you eat a meal. Do not inject NovoLog® Mix 70/30 if you are not planning to eat within 15 minutes. 𰁆 If you have Type 2 diabetes, you may inject NovoLog® Mix 70/30 up to 15 minutes before or after starting your meal. 𰁆 Do Not mix NovoLog® Mix 70/30 with other insulin products. 𰁆 Do Not use NovoLog® Mix 70/30 in an insulin pump. 𰁆 Inject NovoLog® Mix 70/30 under the skin (subcutaneously) of your stomach area, upper arms, buttocks or upper legs. NovoLog® Mix 70/30 may affect your blood sugar levels faster if you inject it under the skin of your stomach area. Never inject NovoLog® Mix 70/30 into a vein or into a muscle. 𰁆 Change (rotate) injection sites within the area you choose with each dose. Do not inject into the exact same spot for each injection. 𰁆 Read the instructions for use that come with your NovoLog® Mix 70/30. Talk to your healthcare provider if you have any questions. Your healthcare provider should show you how to inject NovoLog® Mix 70/30 before you start using it. 𰁆 NovoLog® Mix 70/30 comes in: 𰁆 10 mL vials for use with a syringe 𰁆 3 mL NovoLog® Mix 70/30 FlexPen® 𰁆 If you take too much NovoLog® Mix 70/30, your blood sugar may fall too low (hypoglycemia). You can treat mild low blood sugar (hypoglycemia) by drinking or eating something sugary right away (fruit juice, sugar candies, or glucose tablets). It is important to treat low blood sugar (hypoglycemia) right away because it could get worse and you could pass out (loss of consciousness). 𰁆 If you forget to take your dose of NovoLog® Mix 70/30, your blood sugar may go too high (hyperglycemia). If high blood sugar (hyperglycemia) is not treated it can lead to serious problems, like passing out (loss of consciousness), coma or even death. Follow your healthcare provider’s instructions for treating high blood sugar. Know your symptoms of high blood sugar which may include: 𰁆 increased thirst 𰁆 fruity smell on the breath 𰁆 frequent urination 𰁆 drowsiness 𰁆 loss of appetite 𰁆 a hard time breathing 𰁆 high amounts of sugar and ketones in your urine 𰁆 nausea, vomiting (throwing up) or stomach pain 𰁆 Do not share needles, insulin pens or syringes with others. 𰁆 Check your blood sugar levels. Ask your healthcare provider what your blood sugars should be and when you should check your blood sugar levels. Your insulin dosage may need to change because of: 𰁆 illness 𰁆 change in diet 𰁆 stress 𰁆 other medicines you take 𰁆 change in physical activity or exercise See the end of this patient information for instructions about preparing and giving your injection.

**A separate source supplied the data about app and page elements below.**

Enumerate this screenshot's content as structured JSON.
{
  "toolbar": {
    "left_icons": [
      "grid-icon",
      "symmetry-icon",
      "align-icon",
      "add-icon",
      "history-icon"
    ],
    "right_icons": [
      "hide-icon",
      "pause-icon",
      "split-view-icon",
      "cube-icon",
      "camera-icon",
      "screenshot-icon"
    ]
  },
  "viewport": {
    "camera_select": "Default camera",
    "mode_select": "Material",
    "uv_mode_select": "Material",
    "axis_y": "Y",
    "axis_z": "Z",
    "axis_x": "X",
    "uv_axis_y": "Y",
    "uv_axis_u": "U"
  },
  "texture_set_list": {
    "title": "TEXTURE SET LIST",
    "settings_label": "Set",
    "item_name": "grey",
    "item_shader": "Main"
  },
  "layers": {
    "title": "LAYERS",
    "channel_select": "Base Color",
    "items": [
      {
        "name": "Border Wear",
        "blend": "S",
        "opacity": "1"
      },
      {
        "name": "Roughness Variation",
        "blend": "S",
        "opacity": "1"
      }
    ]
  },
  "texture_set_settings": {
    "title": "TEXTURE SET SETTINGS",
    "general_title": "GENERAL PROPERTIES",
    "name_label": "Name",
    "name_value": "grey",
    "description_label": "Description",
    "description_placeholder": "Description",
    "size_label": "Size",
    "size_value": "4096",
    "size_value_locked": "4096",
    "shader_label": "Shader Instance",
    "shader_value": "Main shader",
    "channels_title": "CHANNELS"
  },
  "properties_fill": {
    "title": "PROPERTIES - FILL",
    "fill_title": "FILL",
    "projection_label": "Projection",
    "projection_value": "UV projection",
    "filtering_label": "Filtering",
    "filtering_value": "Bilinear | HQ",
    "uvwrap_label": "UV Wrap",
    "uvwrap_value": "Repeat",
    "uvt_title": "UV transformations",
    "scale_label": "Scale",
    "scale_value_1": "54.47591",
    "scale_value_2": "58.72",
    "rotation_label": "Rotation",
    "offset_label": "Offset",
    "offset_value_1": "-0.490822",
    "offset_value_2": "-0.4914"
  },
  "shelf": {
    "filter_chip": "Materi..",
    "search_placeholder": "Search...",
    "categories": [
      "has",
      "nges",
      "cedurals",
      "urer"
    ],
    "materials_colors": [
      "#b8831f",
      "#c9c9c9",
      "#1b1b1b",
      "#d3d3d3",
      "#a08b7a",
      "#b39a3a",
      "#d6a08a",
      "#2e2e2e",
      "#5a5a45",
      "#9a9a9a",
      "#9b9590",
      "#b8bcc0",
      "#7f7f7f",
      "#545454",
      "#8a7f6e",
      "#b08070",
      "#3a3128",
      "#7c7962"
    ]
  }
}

18 • June 5, 2011




Bulletin Daily Paper 06/05/11  

The Bulletin Daily print edition for Sunday June 5, 2011

Bulletin Daily Paper 06/05/11  

The Bulletin Daily print edition for Sunday June 5, 2011